PAGE 10

A Primer on Exporting to Peru 10 UNITED STATES: USDA Foreign Agricultural Service http://www.fas.usda.gov US Export Programs Guide http://infoserv2.ita.doc.gov/ticwebsite/tic.nsf/ AF34FA880278BDD5825690D00656C6F/ F69FDCF72B7713B58525691900746F18?Open Document Internet Guide to Trade Leads http://infoserv2.ita.doc/gov/ticwebsite/tic.nsf/ 504ca249c786e20f85256284006da7ab/ ef7db94aef24919885266470049c1cd?OpenDocu ment US Trade Finance Resources http://infoserv2.ita.doc.gov/ticwebsite/tic.nsf/ AF34FA880278BDD5825690D00656C6F/ F69FDCF72B7713B58525691900746F18?Open Document Basic Guide to Exporting http://www.unzco.com/basicguide/index.html HEMISPHERIC: Hemispheric Guide on Customs Procedures http://alca-ftaa.iadb.org/hgcp_eng.htm Hemispheric Trade and Tariff Database http://alca-ftaa.iadb.org/eng/ngmadb_e.htm

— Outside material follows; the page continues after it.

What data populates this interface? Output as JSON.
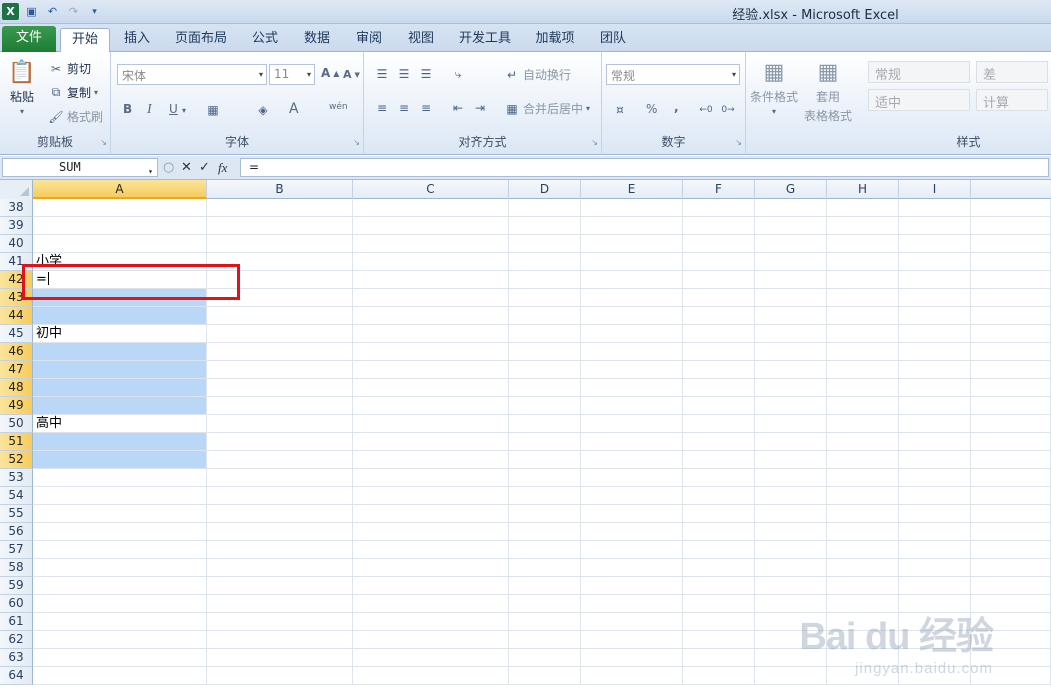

University of Florida Home Page
© 2004 - 2011 University of Florida George A. Smathers Libraries.
All rights reserved.

Acceptable Use, Copyright, and Disclaimer Statement
Last updated May 24, 2011 - Version 3.0.0 - mvs